1) Stay with TWL2 (the current list) until the errata and electronic list issues are resolved.
2) Move to CSW (or "Collins", the larger list used by international players, and gaining increasing acceptance by North American players).  Its current version is "free" but there's no guarantee its owner couldn't assert its license in the future, similar to Hasbro/M-W.  Also, since Hasbro/M-W do not own the CSW list, NASPA would be unlikely to sanction such a move as an organization (although they do currently allow tournament play with the CSW list).

I've attached NASPA's announcement of their acquisition of Zyzzyva below.  Of course, as a representative of the Advisory Board, I welcome your feedback and input on any topic, but I'd like if you could give this issue special consideration, and please let me know if you have any strong opinions on it either way.  I'd to have at least some idea of club members' feelings on this issue before the conference call so I can represent their interests as effectively as possible.


NASPA Acquires Zyzzyva and Inks Merriam-Webster Licensing Deal

Dear NASPA Members,
In an ongoing effort to serve our members, NASPA has acquired the word study program Zyzzyva from Michael Thelen.  The arrangement came about due to new requirements by Hasbro and Merriam-Webster requiring licensing in order to make use of electronic copies of the OSPD5 and OTCWL2014 word lists.
Additionally, after several months of negotiations, we are pleased to announce that NASPA and Merriam-Webster have signed a licensing agreement to permit NASPA members to use Hasbro's OSPD5 and OTCWL2014 word lists with the Zyzzyva program for word adjudication and study purposes.
The OTCWL2014 word list, which was prepared jointly by NASPA's Dictionary Committee and Merriam-Webster's editorial staff under license from Hasbro, is the intellectual property of Hasbro, and subject to U.S. copyright law as a document which was created as the result of a lot of human judgement, not mechanically reproducible. Although we had a large part in its creation, it doesn't belong to us, and we need a license to use it for our competitive activities. Because we have good business relationships both with Merriam-Webster and with Hasbro, we were able to negotiate a license for our membership, which covers OTCWL2012 as well as the School SCRABBLE lexicon OSPD5.
This license arrangement requires a significant investment of both time and capital for NASPA.  But we considered this a vital expenditure to ensure that our membership continues to have access to important tools for word study and adjudication.
The arrangement relieves Michael Thelen of liability for any failure to comply with the new requirements for the operation of the program.  He has graciously agreed to help with coding improvements to the software, as he is able to do so.  Other members, including Ross Brown and Seth Lipkin, have offered assistance as well.  NASPA will take the lead in terms of overseeing further development of the software, legal compliance, and working with Merriam-Webster and Hasbro to ensure a longstanding, mutually beneficial relationship.
We now need to make some software changes in Zyzzyva (the desktop and mobile apps) in order to comply with data security requirements in our license. We are hoping to get these implemented very soon, and will make further announcements when we have a clear timeline for their implementation.
Chris Cree
John Chew
Dallas Johnson
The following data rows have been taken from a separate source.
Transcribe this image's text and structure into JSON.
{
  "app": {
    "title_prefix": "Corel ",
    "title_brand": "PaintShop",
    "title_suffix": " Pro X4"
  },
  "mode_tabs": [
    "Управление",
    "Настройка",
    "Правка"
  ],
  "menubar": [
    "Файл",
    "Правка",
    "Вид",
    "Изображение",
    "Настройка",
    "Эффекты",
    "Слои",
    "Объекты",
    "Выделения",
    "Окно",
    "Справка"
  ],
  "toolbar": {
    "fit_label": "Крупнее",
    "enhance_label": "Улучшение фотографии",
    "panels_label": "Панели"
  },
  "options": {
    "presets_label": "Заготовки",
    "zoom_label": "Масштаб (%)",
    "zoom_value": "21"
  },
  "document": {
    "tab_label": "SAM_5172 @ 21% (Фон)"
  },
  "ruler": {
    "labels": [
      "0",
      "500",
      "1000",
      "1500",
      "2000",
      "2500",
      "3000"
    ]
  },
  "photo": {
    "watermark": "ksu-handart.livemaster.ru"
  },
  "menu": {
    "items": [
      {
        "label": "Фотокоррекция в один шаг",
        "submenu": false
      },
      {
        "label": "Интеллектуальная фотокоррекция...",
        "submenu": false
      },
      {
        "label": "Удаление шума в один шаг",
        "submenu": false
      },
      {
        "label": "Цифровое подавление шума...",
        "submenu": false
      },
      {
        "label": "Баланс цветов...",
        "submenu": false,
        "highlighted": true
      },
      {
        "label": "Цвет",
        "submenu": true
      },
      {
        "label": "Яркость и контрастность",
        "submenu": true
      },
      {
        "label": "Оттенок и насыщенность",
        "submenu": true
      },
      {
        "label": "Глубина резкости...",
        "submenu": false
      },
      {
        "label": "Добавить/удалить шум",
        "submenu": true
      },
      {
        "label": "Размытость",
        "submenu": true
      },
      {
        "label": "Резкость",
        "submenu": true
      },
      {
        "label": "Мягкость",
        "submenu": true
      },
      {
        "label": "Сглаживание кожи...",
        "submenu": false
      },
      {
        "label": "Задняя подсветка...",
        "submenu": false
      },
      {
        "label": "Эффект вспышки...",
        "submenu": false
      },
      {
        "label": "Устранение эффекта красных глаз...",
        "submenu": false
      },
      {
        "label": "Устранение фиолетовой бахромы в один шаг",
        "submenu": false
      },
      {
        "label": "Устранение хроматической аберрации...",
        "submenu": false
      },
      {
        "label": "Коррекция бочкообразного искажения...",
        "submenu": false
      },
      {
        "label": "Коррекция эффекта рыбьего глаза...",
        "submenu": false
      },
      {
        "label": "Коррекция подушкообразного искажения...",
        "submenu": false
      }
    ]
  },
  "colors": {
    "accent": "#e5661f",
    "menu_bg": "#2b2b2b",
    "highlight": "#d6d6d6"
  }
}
Cheryl said...

Steve,what's the buzz on CGP?

Steve said...

CGP is pretty dead lately. Most of the discussion has been on the NASPA Facebook. The reaction toward Hasbro and Merriam-Webster has been almost universally negative (not surprisingly). Basically they've released an inferior product targeted at the mass market with little regard for the competitive community.

The reaction toward NASPA leadership (Cree, Chew, and to some extent Dallas Johnson) is more mixed. Many think they should be standing up to Hasbro more aggressively. Others say they're doing the best they can, considering that what Hasbro/M-W do is largely out of our control, and to be patient and things will work themselves out. I tend to lean more toward the second camp, but I'm becoming increasingly frustrated the longer this drags out without resolution.

I'm hoping the Advisory Board conference call (which is tomorrow, not Thursday, btw) will shed more light on the situation.